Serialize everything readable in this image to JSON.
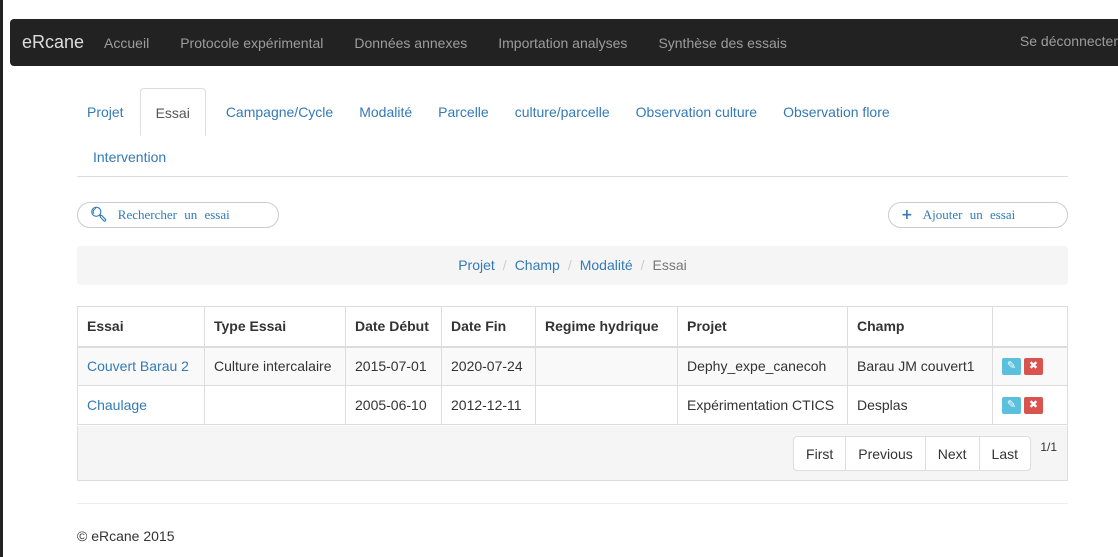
{
  "navbar": {
    "brand": "eRcane",
    "items": [
      "Accueil",
      "Protocole expérimental",
      "Données annexes",
      "Importation analyses",
      "Synthèse des essais"
    ],
    "logout": "Se déconnecter"
  },
  "tabs": {
    "row1": [
      "Projet",
      "Essai",
      "Campagne/Cycle",
      "Modalité",
      "Parcelle",
      "culture/parcelle",
      "Observation culture",
      "Observation flore"
    ],
    "row2": [
      "Intervention"
    ],
    "active": "Essai"
  },
  "search": {
    "icon": "search-icon",
    "label": "Rechercher un essai"
  },
  "add": {
    "icon": "plus-icon",
    "label": "Ajouter un essai"
  },
  "breadcrumb": {
    "items": [
      "Projet",
      "Champ",
      "Modalité"
    ],
    "current": "Essai"
  },
  "table": {
    "headers": [
      "Essai",
      "Type Essai",
      "Date Début",
      "Date Fin",
      "Regime hydrique",
      "Projet",
      "Champ",
      ""
    ],
    "rows": [
      [
        "Couvert Barau 2",
        "Culture intercalaire",
        "2015-07-01",
        "2020-07-24",
        "",
        "Dephy_expe_canecoh",
        "Barau JM couvert1"
      ],
      [
        "Chaulage",
        "",
        "2005-06-10",
        "2012-12-11",
        "",
        "Expérimentation CTICS",
        "Desplas"
      ]
    ]
  },
  "pager": {
    "buttons": [
      "First",
      "Previous",
      "Next",
      "Last"
    ],
    "count": "1/1"
  },
  "footer": "© eRcane 2015",
  "colors": {
    "link": "#337ab7",
    "navbar": "#222222",
    "edit": "#5bc0de",
    "delete": "#d9534f"
  }
}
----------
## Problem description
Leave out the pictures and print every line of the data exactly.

## Written response
Serialize everything readable in this image to JSON.
{
  "navbar": {
    "brand": "eRcane",
    "items": [
      "Accueil",
      "Protocole expérimental",
      "Données annexes",
      "Importation analyses",
      "Synthèse des essais"
    ],
    "logout": "Se déconnecter"
  },
  "tabs": {
    "row1": [
      "Projet",
      "Essai",
      "Campagne/Cycle",
      "Modalité",
      "Parcelle",
      "culture/parcelle",
      "Observation culture",
      "Observation flore"
    ],
    "row2": [
      "Intervention"
    ],
    "active": "Essai"
  },
  "search": {
    "icon": "search-icon",
    "label": "Rechercher un essai"
  },
  "add": {
    "icon": "plus-icon",
    "label": "Ajouter un essai"
  },
  "breadcrumb": {
    "items": [
      "Projet",
      "Champ",
      "Modalité"
    ],
    "current": "Essai"
  },
  "table": {
    "headers": [
      "Essai",
      "Type Essai",
      "Date Début",
      "Date Fin",
      "Regime hydrique",
      "Projet",
      "Champ",
      ""
    ],
    "rows": [
      [
        "Couvert Barau 2",
        "Culture intercalaire",
        "2015-07-01",
        "2020-07-24",
        "",
        "Dephy_expe_canecoh",
        "Barau JM couvert1"
      ],
      [
        "Chaulage",
        "",
        "2005-06-10",
        "2012-12-11",
        "",
        "Expérimentation CTICS",
        "Desplas"
      ]
    ]
  },
  "pager": {
    "buttons": [
      "First",
      "Previous",
      "Next",
      "Last"
    ],
    "count": "1/1"
  },
  "footer": "© eRcane 2015",
  "colors": {
    "link": "#337ab7",
    "navbar": "#222222",
    "edit": "#5bc0de",
    "delete": "#d9534f"
  }
}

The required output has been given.